April 28, 2019

filmsgraded.com:
The Hudsucker Proxy (1994)
Grade: 64/100

Director: Coen Brothers
Stars: Tim Robbins, Paul Newman, Jennifer Jason Leigh

What it's about. Set in late 1958 in New York City. A big corporation named Hudsucker is raking in the dough, but that doesn't stop its President, Charles Durning, from jumping out the 44th (or is it the 45th?) floor to become sidewalk splatter.

Now what? Durning's big block of company stock is to be sold to the public, wresting control away from its board of directors, led by Paul Newman. Newman hatches a scheme to suppress the stock price by making greenhorn dimwit Tim Robbins the new President. Newman and company can then buy up the stock cheap, keep control, and make a killing.

But, because it is a movie, Robbins turns out to be more capable than anticipated. His hula hoop idea is a great success. Meanwhile, he is seduced by Jennifer Jason Leigh, a newspaper reporter working undercover to get the scoop on Robbins. Also because it is a movie, Leigh falls for Robbins, since he is a swell guy and all that.

How others will see it. The Coen Brothers were critical darlings by 1994, and expected The Hudsucker Proxy to be greeted primarily as a triumph. Instead, it sunk like a lead sinker.
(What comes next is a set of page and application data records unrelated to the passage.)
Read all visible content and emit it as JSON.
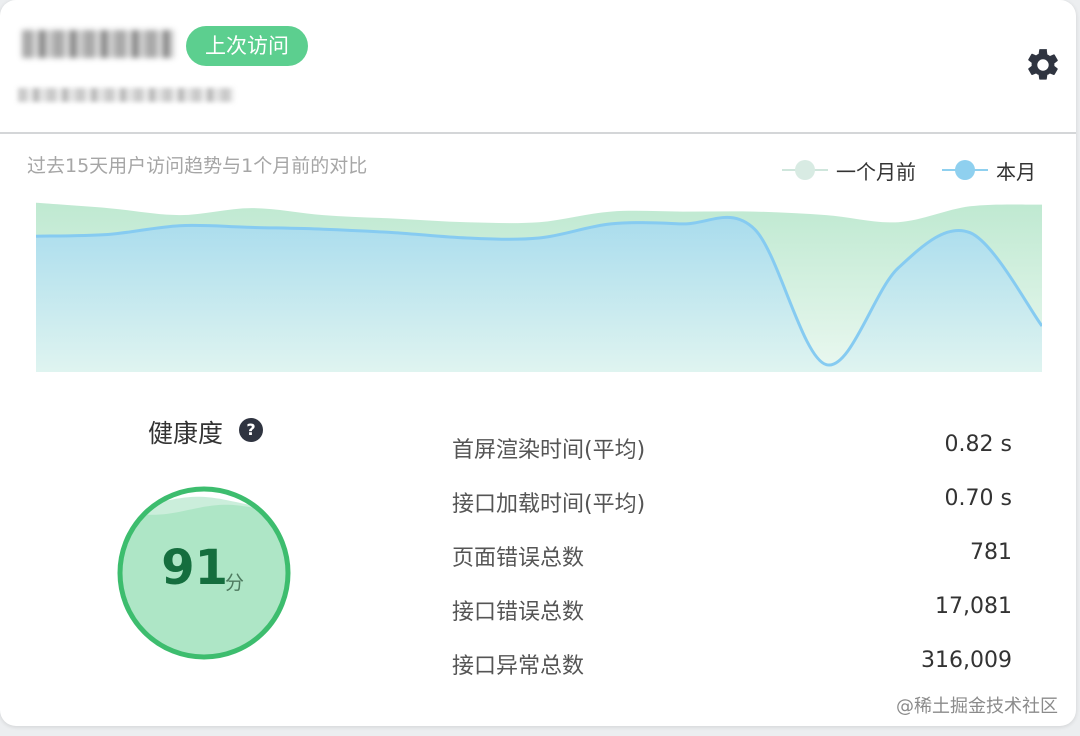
{
  "header": {
    "badge_label": "上次访问",
    "settings_icon": "gear-icon"
  },
  "trend": {
    "caption": "过去15天用户访问趋势与1个月前的对比",
    "legend": [
      {
        "name": "一个月前",
        "color": "#cfeadf"
      },
      {
        "name": "本月",
        "color": "#8fd0ef"
      }
    ]
  },
  "chart_data": {
    "type": "area",
    "title": "过去15天用户访问趋势与1个月前的对比",
    "x": [
      1,
      2,
      3,
      4,
      5,
      6,
      7,
      8,
      9,
      10,
      11,
      12,
      13,
      14,
      15
    ],
    "ylim": [
      0,
      100
    ],
    "grid": false,
    "legend_position": "top-right",
    "series": [
      {
        "name": "一个月前",
        "color": "#c4eed5",
        "values": [
          95,
          92,
          88,
          92,
          88,
          86,
          84,
          84,
          90,
          90,
          90,
          88,
          84,
          93,
          94
        ]
      },
      {
        "name": "本月",
        "color": "#86cbf1",
        "values": [
          76,
          77,
          82,
          81,
          80,
          78,
          75,
          75,
          83,
          83,
          80,
          3,
          58,
          78,
          25
        ]
      }
    ]
  },
  "health": {
    "title": "健康度",
    "help_icon": "question-icon",
    "score": "91",
    "unit": "分",
    "score_fraction": 0.91,
    "ring_color": "#3dbd6e"
  },
  "metrics": [
    {
      "label": "首屏渲染时间(平均)",
      "value": "0.82 s"
    },
    {
      "label": "接口加载时间(平均)",
      "value": "0.70 s"
    },
    {
      "label": "页面错误总数",
      "value": "781"
    },
    {
      "label": "接口错误总数",
      "value": "17,081"
    },
    {
      "label": "接口异常总数",
      "value": "316,009"
    }
  ],
  "watermark": "@稀土掘金技术社区"
}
The film, which cost 30M to make, had a domestic gross of under 3M. The movie was also ignored by the three titans of the festival circuit: the Oscars, Golden Globes, and BAFTA.
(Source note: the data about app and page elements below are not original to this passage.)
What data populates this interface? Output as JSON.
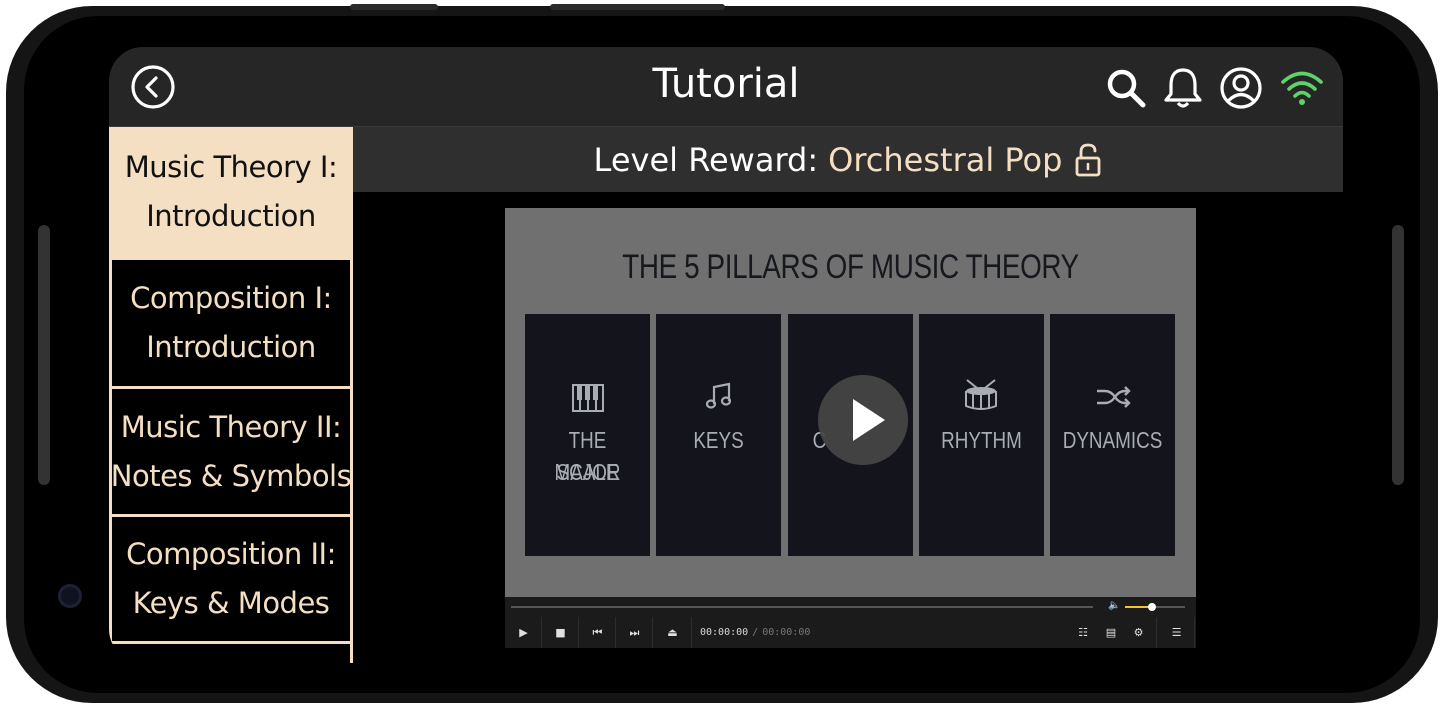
{
  "header": {
    "title": "Tutorial",
    "icons": [
      "back-icon",
      "search-icon",
      "bell-icon",
      "account-icon",
      "wifi-icon"
    ],
    "wifi_color": "#5fd36a"
  },
  "sidebar": {
    "items": [
      {
        "line1": "Music Theory I:",
        "line2": "Introduction",
        "active": true
      },
      {
        "line1": "Composition I:",
        "line2": "Introduction",
        "active": false
      },
      {
        "line1": "Music Theory II:",
        "line2": "Notes & Symbols",
        "active": false
      },
      {
        "line1": "Composition II:",
        "line2": "Keys & Modes",
        "active": false
      }
    ]
  },
  "reward": {
    "label": "Level Reward:",
    "value": "Orchestral Pop",
    "icon": "unlock-icon"
  },
  "video": {
    "title": "THE 5 PILLARS OF MUSIC THEORY",
    "pillars": [
      {
        "icon": "piano-icon",
        "line1": "THE MAJOR",
        "line2": "SCALE"
      },
      {
        "icon": "music-note-icon",
        "line1": "KEYS",
        "line2": ""
      },
      {
        "icon": "chords-icon",
        "line1": "C",
        "line2": ""
      },
      {
        "icon": "drum-icon",
        "line1": "RHYTHM",
        "line2": ""
      },
      {
        "icon": "shuffle-icon",
        "line1": "DYNAMICS",
        "line2": ""
      }
    ],
    "controls": {
      "current_time": "00:00:00",
      "separator": "/",
      "duration": "00:00:00",
      "volume_level": 0.45,
      "progress": 0
    }
  },
  "colors": {
    "accent": "#f4dfc2",
    "topbar": "#262626",
    "reward_bar": "#2f2f2f"
  }
}
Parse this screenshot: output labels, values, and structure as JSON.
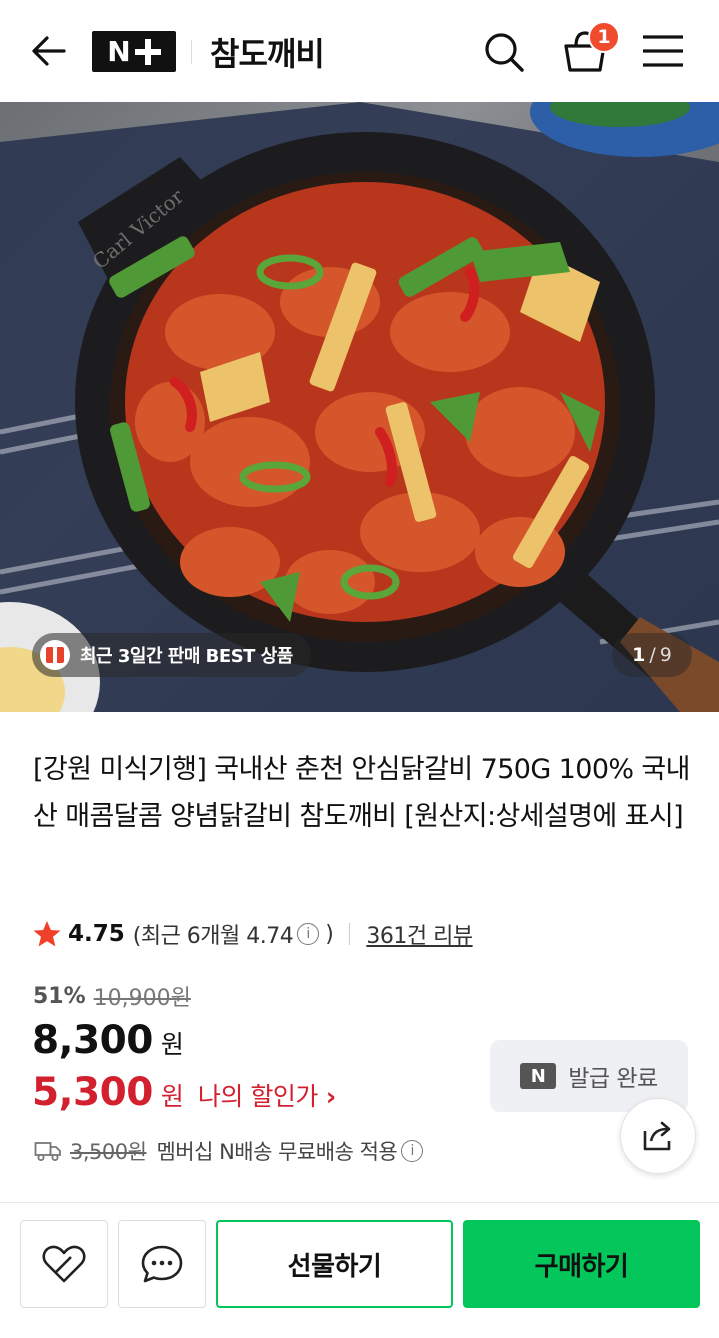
{
  "header": {
    "logo_text": "N",
    "store_name": "참도깨비",
    "cart_count": "1"
  },
  "hero": {
    "pan_brand": "Carl Victor",
    "badge_text": "최근 3일간 판매 BEST 상품",
    "page_current": "1",
    "page_sep": "/",
    "page_total": "9"
  },
  "product": {
    "title": "[강원 미식기행] 국내산 춘천 안심닭갈비 750G 100% 국내산 매콤달콤 양념닭갈비 참도깨비 [원산지:상세설명에 표시]",
    "rating": "4.75",
    "recent_rating_prefix": "(최근 6개월 4.74",
    "recent_rating_suffix": ")",
    "info_glyph": "i",
    "review_count": "361건 리뷰",
    "discount_pct": "51%",
    "original_price": "10,900원",
    "price": "8,300",
    "price_unit": "원",
    "my_price": "5,300",
    "my_price_unit": "원",
    "my_price_label": "나의 할인가",
    "my_price_chevron": "›",
    "coupon_icon_text": "N",
    "coupon_text": "발급 완료",
    "shipping_original": "3,500원",
    "shipping_text": "멤버십 N배송 무료배송 적용"
  },
  "bottom_bar": {
    "gift_label": "선물하기",
    "buy_label": "구매하기"
  },
  "colors": {
    "accent_green": "#03c75a",
    "discount_red": "#d3202f",
    "badge_orange": "#f04b2d"
  }
}
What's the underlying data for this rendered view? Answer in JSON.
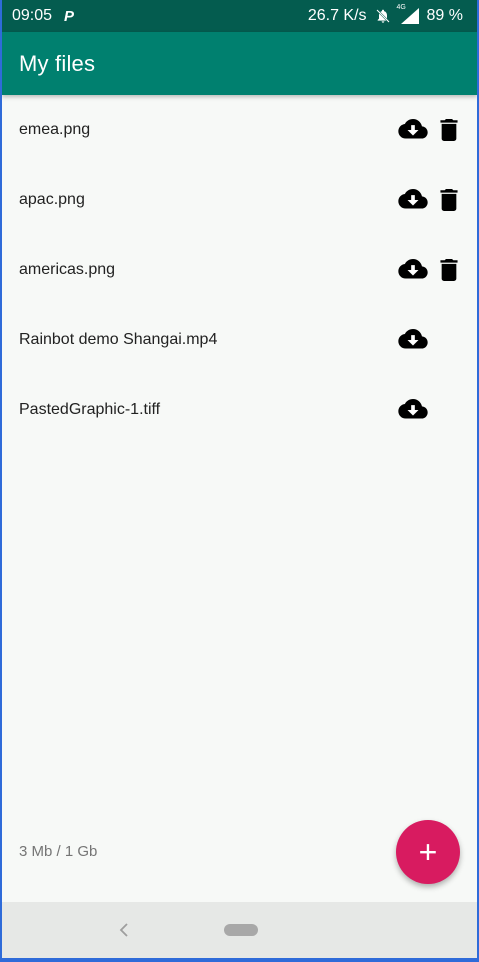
{
  "status_bar": {
    "time": "09:05",
    "speed": "26.7 K/s",
    "battery": "89 %",
    "network_label": "4G"
  },
  "app_bar": {
    "title": "My files"
  },
  "files": [
    {
      "name": "emea.png",
      "can_delete": true
    },
    {
      "name": "apac.png",
      "can_delete": true
    },
    {
      "name": "americas.png",
      "can_delete": true
    },
    {
      "name": "Rainbot demo Shangai.mp4",
      "can_delete": false
    },
    {
      "name": "PastedGraphic-1.tiff",
      "can_delete": false
    }
  ],
  "storage": {
    "usage": "3 Mb / 1 Gb"
  },
  "fab": {
    "label": "+"
  },
  "icons": {
    "download": "cloud-download-icon",
    "delete": "trash-icon",
    "add": "plus-icon",
    "back": "back-chevron-icon"
  },
  "colors": {
    "status_bar": "#045c4f",
    "app_bar": "#00806f",
    "fab": "#d81b60",
    "background": "#f7f9f7"
  }
}
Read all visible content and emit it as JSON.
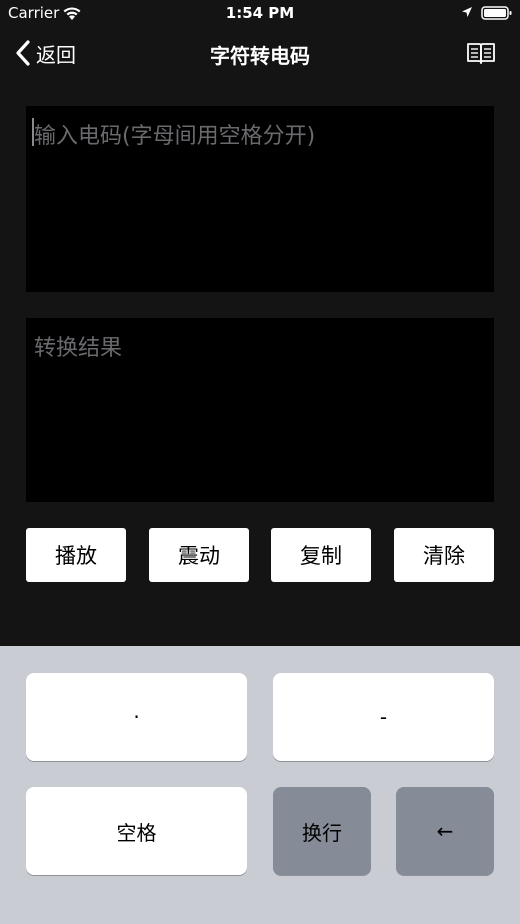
{
  "status_bar": {
    "carrier": "Carrier",
    "time": "1:54 PM"
  },
  "nav": {
    "back_label": "返回",
    "title": "字符转电码"
  },
  "input": {
    "placeholder": "输入电码(字母间用空格分开)"
  },
  "result": {
    "placeholder": "转换结果"
  },
  "actions": {
    "play": "播放",
    "vibrate": "震动",
    "copy": "复制",
    "clear": "清除"
  },
  "keyboard": {
    "dot": "·",
    "dash": "-",
    "space": "空格",
    "newline": "换行",
    "backspace": "←"
  },
  "colors": {
    "background": "#141414",
    "text_area": "#000000",
    "keyboard": "#c9ccd3",
    "dark_key": "#868b98"
  },
  "icons": [
    "wifi-icon",
    "location-icon",
    "battery-icon",
    "chevron-left-icon",
    "book-icon"
  ]
}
Even today, the movie has only a 56% positive slate at Rotten Tomatoes. Well, not every Coen effort will have the reception of Fargo. The good news for The Hudsucker Proxy is that it has a respectable 73K user votes at imdb.com, and the user rating of 7.3 out of 10 is fairly high. And the user reviews are generally positive, e.g. "gets better with each subsequent viewing." One viewer asks, "did the title kill this movie?" And it does seem that the hula hoop was more aptly named than The Hudsucker Proxy.

How I felt about it. Like many Coen Brothers efforts, The Hudsucker Proxy is a whimsical and eccentric comedy. The moral, such as it is, is that all the conniving of Paul Newman leads to his ruin, while the good guy Tim Robbins wins because of (and not despite) his naiveté.

The Coen Brothers consider this a joke because, generally speaking, the naive are losers and the manipulators are winners. There are exceptions, such as Justin Bieber, but in the vast majority of cases, the cunning win and the sheep are fleeced.

Thus, the moral isn't a moral, but merely a happy ending intended to please audiences. That also explains why Jennifer Jason Leigh falls in love with Robbins. There is no emotional reason why she would, but it fulfills viewer expectations: the young lead must have a beautiful love interest, and Leigh is practically the only female character that delivers lines.

So, the ending is unashamedly contrived, but that is okay because it is a comedy. Robbins is like Inspector Clouseau, whose very incompetence often saves him. He is saved not only by Bill Cobbs/God in the clock tower, and by an angel in the form of Charles Durning, but because Robbins so stupid that he fails to deliver the Blue Letter to Paul Newman. Which would have, of course, caused Newman to promote himself to President and thus attain at once what he spends the entire film scheming to obtain, majority control of Hudsucker stock.

What are we to make of Robbins character? Is the Boy Wonder a dufus or not? He is a dufus with powerful friends. He does invent both the hula hoop and the frisbee, but only because the plot has him do so.

Since the moral is a transparent joke, and the characters are caricatures, the entertainment value in the movie comes from its retro setting: men's hats, ticker tape machines, elevator operators, etc. The Coen Brothers conclude, as with Barton Fink, Miller's Crossing, The Ballad of Buster Scruggs, O Brother, Where Art Thou? etc. that satire is best served in the American past, where mythology can account for the exaggerations.